(Page and application data records)

━━━━━━━━━━━━━━━━

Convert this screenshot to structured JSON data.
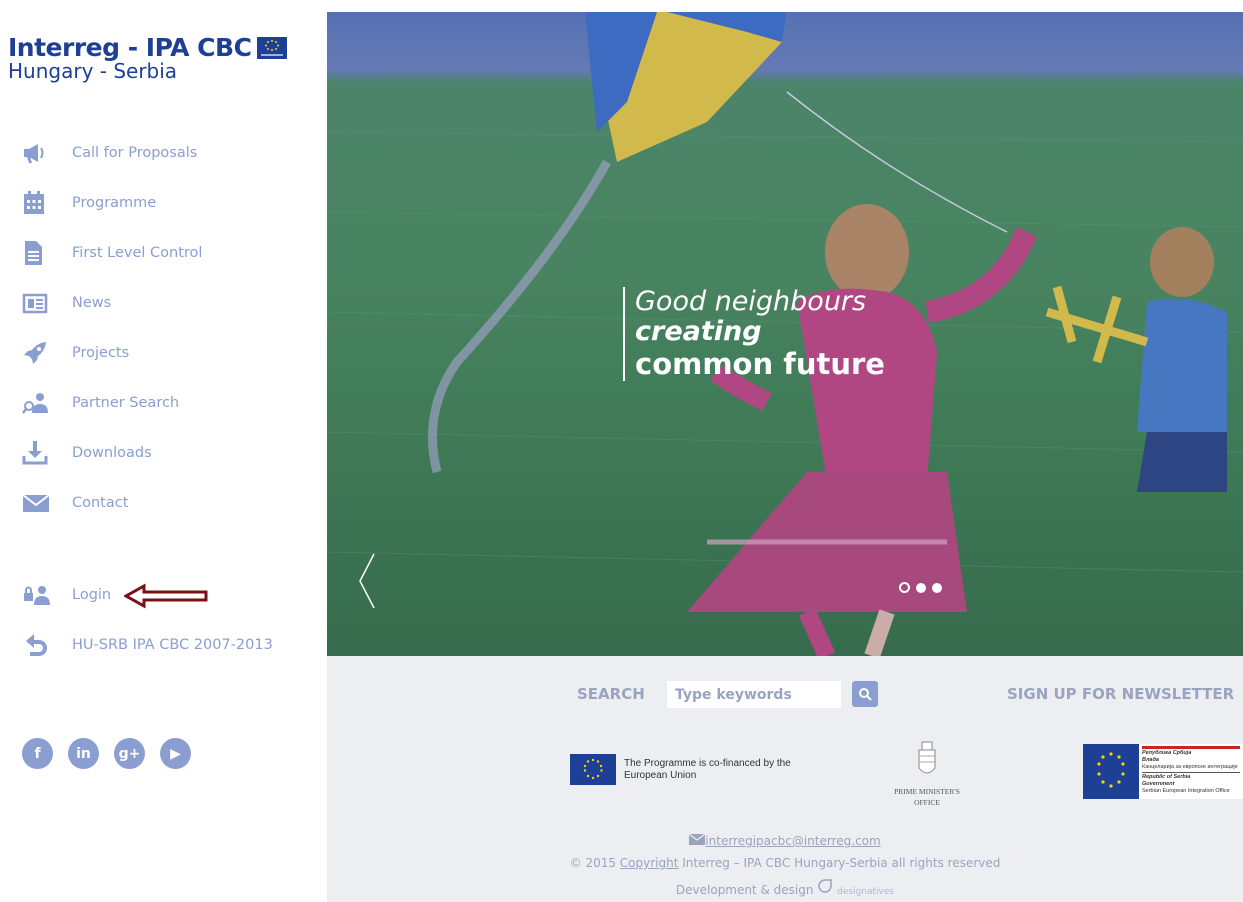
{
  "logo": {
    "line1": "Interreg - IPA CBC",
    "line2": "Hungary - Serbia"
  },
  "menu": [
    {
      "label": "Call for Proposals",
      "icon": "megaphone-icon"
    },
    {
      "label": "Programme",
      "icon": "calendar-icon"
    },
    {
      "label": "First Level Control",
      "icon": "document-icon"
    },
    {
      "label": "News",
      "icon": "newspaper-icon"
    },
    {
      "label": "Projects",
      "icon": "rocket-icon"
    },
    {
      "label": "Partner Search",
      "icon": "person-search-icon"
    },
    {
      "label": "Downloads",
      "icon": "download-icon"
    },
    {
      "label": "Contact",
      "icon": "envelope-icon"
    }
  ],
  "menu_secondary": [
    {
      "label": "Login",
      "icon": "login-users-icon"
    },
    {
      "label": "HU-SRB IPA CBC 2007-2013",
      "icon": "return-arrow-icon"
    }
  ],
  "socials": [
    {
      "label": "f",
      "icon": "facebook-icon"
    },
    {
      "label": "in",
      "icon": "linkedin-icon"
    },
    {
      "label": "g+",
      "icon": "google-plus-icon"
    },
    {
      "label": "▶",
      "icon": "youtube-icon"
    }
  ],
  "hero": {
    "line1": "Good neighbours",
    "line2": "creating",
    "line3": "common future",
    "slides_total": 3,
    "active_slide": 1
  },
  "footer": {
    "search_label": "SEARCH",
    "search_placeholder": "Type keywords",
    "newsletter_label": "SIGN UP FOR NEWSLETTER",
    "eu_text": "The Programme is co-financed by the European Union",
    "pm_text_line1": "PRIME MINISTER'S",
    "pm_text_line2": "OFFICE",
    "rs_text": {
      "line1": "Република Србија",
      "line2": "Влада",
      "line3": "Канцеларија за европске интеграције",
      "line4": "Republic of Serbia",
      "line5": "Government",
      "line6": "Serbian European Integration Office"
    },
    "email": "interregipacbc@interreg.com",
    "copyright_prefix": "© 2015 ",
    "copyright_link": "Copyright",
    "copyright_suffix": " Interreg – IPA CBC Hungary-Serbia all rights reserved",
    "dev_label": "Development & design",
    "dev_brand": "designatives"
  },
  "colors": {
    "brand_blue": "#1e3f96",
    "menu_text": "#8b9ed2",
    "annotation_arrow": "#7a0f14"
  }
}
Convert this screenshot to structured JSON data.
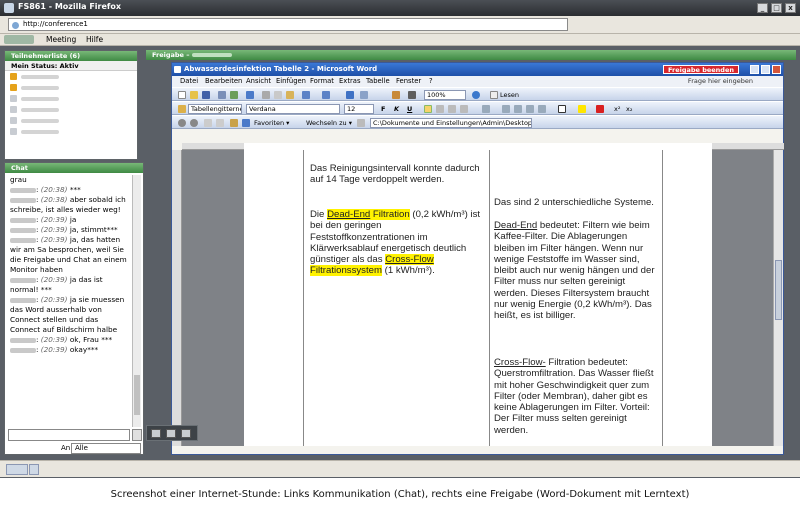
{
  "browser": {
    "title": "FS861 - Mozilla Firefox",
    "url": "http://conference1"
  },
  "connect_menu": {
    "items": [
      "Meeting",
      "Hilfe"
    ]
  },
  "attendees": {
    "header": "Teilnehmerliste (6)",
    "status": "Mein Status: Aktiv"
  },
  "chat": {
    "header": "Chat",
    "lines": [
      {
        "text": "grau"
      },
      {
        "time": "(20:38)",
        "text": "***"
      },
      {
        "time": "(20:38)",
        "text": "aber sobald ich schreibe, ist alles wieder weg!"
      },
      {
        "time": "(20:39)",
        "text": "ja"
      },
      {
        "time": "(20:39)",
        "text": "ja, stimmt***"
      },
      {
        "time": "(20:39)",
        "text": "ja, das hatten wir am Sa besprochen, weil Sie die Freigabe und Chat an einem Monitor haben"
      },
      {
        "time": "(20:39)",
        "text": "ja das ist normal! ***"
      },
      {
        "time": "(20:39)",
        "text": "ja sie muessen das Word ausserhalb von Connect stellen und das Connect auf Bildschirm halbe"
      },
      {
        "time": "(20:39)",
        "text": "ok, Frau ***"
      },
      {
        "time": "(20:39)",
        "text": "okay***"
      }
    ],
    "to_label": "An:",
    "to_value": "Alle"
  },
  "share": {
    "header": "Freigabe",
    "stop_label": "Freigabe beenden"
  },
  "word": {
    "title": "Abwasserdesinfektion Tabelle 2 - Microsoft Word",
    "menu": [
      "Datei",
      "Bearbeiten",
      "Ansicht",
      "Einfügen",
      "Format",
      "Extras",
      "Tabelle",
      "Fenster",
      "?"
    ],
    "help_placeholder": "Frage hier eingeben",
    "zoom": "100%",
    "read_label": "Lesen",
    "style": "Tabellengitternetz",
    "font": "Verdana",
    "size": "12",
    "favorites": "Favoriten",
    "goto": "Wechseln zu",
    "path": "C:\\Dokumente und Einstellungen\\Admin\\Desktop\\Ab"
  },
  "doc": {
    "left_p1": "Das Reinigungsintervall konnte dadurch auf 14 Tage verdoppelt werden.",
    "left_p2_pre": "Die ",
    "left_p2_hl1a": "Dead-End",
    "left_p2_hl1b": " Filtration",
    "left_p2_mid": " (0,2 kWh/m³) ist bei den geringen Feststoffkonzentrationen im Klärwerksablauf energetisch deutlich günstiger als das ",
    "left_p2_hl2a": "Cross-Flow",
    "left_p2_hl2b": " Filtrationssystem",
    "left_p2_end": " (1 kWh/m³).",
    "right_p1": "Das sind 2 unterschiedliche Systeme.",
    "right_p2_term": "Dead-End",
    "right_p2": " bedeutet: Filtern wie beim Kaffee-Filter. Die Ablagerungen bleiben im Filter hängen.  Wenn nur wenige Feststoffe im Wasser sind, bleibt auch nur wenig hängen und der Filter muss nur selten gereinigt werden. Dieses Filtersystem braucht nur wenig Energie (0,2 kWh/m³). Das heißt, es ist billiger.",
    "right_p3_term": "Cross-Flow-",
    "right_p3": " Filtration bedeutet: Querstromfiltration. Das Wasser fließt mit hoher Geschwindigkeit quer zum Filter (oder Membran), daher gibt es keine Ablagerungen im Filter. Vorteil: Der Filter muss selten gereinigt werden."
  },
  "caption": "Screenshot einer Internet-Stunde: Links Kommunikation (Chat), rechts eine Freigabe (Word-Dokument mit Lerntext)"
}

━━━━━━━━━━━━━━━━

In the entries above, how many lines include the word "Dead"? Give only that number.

■ Reply to the exercise:
2